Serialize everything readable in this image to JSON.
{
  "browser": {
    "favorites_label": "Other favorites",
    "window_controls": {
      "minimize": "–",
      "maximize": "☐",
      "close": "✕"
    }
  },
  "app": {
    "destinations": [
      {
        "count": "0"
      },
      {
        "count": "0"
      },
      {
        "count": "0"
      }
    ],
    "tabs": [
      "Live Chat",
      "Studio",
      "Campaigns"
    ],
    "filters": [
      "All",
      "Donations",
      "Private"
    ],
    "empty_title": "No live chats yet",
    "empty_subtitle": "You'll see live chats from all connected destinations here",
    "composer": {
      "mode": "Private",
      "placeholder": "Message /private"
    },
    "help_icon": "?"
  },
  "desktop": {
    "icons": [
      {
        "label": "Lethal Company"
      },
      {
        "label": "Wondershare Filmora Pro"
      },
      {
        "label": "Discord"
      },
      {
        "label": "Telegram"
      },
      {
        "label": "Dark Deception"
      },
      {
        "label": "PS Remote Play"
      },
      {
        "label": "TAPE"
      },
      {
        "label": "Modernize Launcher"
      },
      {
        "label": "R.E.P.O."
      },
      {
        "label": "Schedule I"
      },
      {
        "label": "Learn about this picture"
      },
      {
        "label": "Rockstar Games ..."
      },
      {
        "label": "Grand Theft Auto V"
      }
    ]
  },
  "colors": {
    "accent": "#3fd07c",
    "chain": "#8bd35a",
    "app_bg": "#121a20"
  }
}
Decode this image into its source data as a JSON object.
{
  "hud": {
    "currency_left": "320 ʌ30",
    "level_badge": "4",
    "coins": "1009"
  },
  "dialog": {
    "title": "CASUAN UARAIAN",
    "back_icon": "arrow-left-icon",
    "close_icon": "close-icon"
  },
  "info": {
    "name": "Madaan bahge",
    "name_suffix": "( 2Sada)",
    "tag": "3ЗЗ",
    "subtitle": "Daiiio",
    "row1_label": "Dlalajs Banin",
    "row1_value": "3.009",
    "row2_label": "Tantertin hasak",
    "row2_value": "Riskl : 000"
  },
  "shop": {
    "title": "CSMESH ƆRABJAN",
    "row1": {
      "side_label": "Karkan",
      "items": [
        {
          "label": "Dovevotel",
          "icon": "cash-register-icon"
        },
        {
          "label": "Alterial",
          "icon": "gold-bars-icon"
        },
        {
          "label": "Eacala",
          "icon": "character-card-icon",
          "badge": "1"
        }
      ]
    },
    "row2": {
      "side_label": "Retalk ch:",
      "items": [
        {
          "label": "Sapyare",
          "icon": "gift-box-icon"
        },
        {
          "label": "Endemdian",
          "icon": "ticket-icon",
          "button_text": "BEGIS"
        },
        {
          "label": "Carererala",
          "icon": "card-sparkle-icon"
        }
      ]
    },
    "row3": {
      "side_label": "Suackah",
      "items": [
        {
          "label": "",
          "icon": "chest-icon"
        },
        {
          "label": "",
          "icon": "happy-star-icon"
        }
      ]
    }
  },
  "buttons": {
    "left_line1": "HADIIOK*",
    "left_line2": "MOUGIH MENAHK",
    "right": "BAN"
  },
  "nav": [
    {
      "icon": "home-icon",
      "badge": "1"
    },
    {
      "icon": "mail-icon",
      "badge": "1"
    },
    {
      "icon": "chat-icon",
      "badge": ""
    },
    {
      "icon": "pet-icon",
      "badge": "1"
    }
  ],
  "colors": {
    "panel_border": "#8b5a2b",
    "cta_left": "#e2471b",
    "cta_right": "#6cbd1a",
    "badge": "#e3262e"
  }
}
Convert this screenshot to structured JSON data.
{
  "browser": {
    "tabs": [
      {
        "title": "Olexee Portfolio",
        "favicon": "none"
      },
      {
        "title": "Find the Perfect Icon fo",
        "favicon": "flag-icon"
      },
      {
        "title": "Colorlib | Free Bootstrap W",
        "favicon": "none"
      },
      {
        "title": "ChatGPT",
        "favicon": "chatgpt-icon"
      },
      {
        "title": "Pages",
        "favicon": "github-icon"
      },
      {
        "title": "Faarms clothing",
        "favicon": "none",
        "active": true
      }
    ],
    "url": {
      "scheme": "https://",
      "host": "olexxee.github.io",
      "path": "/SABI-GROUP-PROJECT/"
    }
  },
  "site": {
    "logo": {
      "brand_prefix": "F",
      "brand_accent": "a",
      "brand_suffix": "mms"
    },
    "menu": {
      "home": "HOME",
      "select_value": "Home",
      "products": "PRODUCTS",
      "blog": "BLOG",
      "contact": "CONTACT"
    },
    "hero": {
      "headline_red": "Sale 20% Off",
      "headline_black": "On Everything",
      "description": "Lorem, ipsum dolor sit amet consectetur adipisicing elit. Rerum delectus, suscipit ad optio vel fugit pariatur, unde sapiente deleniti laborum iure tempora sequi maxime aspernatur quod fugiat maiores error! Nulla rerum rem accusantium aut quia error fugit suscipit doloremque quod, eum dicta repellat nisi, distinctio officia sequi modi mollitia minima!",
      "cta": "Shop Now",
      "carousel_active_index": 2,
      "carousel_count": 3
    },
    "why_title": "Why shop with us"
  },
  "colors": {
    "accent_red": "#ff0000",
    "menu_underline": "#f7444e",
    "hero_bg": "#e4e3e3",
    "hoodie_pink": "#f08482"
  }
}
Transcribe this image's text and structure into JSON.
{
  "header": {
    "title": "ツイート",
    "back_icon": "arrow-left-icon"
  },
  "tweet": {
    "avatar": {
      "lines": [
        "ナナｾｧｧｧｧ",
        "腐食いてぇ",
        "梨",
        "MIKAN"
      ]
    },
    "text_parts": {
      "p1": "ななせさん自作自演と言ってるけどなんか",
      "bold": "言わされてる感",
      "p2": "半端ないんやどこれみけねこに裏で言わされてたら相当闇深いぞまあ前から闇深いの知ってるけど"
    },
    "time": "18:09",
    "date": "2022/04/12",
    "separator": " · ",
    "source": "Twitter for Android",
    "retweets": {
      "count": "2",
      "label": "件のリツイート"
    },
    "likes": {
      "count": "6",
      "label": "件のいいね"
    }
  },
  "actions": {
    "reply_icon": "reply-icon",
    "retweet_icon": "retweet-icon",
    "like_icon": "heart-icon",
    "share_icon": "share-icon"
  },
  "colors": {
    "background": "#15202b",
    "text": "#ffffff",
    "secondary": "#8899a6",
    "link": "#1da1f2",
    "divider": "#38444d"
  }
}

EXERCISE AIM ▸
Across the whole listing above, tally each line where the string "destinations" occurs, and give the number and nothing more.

EXERCISE OUTPUT ▸
2